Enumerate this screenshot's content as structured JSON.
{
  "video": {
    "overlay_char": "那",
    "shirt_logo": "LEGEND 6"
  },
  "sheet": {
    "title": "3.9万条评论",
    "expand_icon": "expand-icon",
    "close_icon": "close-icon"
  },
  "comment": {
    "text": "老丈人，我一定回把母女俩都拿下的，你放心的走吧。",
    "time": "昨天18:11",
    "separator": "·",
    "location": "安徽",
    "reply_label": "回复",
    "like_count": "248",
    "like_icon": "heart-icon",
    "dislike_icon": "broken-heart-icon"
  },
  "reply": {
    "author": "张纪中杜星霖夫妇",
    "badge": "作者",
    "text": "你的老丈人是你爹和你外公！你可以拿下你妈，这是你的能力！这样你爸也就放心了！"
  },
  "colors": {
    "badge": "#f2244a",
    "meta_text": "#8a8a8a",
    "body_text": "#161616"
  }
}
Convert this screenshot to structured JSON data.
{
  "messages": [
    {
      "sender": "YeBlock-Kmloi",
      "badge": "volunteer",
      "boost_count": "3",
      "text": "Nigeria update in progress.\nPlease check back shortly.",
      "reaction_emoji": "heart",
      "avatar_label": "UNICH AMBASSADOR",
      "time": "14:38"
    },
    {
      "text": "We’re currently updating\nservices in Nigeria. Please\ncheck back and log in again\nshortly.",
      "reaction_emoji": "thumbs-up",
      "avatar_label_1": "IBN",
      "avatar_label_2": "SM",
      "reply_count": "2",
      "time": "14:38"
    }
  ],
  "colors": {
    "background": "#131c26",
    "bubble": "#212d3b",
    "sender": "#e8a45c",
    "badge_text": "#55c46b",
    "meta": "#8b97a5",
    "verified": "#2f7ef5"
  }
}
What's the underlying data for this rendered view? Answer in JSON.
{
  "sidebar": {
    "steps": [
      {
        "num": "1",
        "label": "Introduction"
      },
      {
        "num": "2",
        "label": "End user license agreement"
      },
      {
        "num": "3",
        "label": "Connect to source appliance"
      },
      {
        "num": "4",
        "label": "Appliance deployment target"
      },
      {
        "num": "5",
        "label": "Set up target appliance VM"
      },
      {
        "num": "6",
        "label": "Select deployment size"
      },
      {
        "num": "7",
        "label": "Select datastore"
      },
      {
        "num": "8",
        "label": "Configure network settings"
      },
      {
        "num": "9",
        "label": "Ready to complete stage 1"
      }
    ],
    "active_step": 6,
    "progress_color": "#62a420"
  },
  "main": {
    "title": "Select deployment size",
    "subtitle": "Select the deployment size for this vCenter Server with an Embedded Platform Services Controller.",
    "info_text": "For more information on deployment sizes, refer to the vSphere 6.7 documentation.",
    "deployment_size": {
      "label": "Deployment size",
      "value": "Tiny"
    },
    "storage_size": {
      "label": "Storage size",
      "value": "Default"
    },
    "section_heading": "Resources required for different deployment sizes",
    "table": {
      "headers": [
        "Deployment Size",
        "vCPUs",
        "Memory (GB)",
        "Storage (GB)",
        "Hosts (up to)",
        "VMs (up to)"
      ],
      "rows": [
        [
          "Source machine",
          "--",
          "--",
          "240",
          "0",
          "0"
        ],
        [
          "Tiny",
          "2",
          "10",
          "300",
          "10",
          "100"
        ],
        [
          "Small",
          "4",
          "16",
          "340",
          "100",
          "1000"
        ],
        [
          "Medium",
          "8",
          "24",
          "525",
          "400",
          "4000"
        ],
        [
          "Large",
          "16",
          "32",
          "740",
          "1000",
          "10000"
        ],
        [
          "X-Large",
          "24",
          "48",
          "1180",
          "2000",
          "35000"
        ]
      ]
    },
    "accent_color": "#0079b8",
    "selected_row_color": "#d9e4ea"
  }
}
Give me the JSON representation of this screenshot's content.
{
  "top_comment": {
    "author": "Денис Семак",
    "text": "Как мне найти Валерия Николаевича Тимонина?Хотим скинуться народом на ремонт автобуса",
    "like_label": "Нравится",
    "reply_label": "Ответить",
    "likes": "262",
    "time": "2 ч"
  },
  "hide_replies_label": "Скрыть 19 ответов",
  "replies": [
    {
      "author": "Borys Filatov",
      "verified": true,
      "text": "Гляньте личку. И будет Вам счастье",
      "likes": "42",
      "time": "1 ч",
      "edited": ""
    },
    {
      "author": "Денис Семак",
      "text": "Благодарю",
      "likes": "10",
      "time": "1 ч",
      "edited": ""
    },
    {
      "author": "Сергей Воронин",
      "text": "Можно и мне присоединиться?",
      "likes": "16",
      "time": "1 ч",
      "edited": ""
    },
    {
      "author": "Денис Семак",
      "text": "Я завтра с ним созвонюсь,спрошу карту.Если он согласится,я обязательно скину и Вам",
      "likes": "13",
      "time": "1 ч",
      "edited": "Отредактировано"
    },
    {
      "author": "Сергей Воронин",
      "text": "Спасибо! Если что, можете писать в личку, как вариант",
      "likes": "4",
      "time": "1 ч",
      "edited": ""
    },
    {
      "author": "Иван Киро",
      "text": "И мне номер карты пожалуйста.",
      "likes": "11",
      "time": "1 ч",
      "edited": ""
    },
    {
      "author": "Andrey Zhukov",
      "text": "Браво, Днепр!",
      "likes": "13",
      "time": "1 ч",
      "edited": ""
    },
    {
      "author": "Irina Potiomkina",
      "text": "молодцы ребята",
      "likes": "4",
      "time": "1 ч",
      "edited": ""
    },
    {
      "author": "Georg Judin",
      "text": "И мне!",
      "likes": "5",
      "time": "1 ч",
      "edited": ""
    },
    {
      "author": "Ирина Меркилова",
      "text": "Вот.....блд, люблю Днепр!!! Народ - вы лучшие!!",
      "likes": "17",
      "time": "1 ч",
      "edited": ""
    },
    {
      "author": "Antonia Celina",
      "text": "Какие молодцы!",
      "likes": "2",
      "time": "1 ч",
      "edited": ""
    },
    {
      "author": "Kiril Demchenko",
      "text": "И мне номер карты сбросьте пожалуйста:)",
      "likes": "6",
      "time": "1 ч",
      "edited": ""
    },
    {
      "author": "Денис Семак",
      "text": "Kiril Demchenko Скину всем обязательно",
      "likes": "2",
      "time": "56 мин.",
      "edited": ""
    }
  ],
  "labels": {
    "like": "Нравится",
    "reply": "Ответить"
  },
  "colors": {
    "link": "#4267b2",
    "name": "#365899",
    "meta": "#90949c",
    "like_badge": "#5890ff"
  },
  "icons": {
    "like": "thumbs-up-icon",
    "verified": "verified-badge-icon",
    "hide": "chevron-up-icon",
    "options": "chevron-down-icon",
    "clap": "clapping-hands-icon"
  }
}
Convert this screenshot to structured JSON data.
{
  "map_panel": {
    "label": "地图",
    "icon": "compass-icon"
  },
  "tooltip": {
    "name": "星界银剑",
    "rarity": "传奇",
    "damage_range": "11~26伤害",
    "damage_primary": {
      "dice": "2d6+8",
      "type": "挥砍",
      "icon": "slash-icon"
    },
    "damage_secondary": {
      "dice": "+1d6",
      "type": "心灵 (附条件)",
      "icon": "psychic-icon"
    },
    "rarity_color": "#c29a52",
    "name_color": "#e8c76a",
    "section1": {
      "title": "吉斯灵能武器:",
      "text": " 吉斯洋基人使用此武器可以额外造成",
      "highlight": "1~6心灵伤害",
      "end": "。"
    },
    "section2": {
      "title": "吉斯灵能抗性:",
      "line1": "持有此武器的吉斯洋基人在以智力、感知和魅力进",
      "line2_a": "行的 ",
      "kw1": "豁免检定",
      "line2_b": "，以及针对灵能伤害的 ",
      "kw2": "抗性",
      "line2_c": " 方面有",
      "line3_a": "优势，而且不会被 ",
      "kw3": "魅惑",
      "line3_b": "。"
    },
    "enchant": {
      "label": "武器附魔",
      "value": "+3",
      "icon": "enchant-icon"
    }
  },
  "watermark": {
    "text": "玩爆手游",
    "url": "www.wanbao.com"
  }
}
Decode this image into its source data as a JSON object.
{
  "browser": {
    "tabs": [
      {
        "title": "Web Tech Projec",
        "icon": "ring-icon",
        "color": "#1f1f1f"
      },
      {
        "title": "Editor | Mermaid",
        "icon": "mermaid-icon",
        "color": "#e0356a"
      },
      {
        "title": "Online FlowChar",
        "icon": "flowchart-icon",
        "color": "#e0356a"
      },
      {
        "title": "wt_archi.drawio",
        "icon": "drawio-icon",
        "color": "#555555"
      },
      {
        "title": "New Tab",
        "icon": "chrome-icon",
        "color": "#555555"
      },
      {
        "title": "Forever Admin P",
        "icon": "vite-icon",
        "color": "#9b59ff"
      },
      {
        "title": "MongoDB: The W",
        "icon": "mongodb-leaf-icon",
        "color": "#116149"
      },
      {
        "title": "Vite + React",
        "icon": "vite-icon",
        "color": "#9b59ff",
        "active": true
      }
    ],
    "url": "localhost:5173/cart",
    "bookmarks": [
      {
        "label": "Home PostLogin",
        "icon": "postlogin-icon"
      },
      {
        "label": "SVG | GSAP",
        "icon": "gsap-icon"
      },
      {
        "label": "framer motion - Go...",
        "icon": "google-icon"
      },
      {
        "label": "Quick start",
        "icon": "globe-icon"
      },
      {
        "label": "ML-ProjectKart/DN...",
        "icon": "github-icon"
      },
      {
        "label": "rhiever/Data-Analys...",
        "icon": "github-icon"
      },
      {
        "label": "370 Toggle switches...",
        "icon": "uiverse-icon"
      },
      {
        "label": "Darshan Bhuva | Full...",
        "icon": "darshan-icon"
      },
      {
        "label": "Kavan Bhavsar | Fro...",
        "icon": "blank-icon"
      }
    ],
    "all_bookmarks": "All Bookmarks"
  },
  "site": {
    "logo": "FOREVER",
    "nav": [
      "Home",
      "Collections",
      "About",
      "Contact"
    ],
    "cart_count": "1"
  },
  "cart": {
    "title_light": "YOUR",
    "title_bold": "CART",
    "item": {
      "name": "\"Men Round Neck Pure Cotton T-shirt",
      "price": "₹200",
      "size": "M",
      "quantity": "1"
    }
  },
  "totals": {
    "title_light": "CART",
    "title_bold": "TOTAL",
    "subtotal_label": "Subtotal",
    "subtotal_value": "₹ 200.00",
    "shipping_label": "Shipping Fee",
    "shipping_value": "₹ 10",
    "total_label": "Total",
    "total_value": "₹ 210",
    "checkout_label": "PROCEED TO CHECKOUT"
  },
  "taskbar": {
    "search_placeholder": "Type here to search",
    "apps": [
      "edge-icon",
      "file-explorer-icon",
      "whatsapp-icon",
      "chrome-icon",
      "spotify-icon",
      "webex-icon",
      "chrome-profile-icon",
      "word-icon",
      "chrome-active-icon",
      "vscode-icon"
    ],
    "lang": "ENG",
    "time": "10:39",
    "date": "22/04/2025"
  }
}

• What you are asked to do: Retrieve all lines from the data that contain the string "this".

• Response to the exercise:
Enumerate this screenshot's content as structured JSON.
Convert this screenshot to structured JSON data.
What's the underlying data for this rendered view? Answer in JSON.
    "subtitle": "Select the deployment size for this vCenter Server with an Embedded Platform Services Controller.",
Give me the JSON representation of this screenshot's content.
Convert this screenshot to structured JSON data.
Decode this image into its source data as a JSON object.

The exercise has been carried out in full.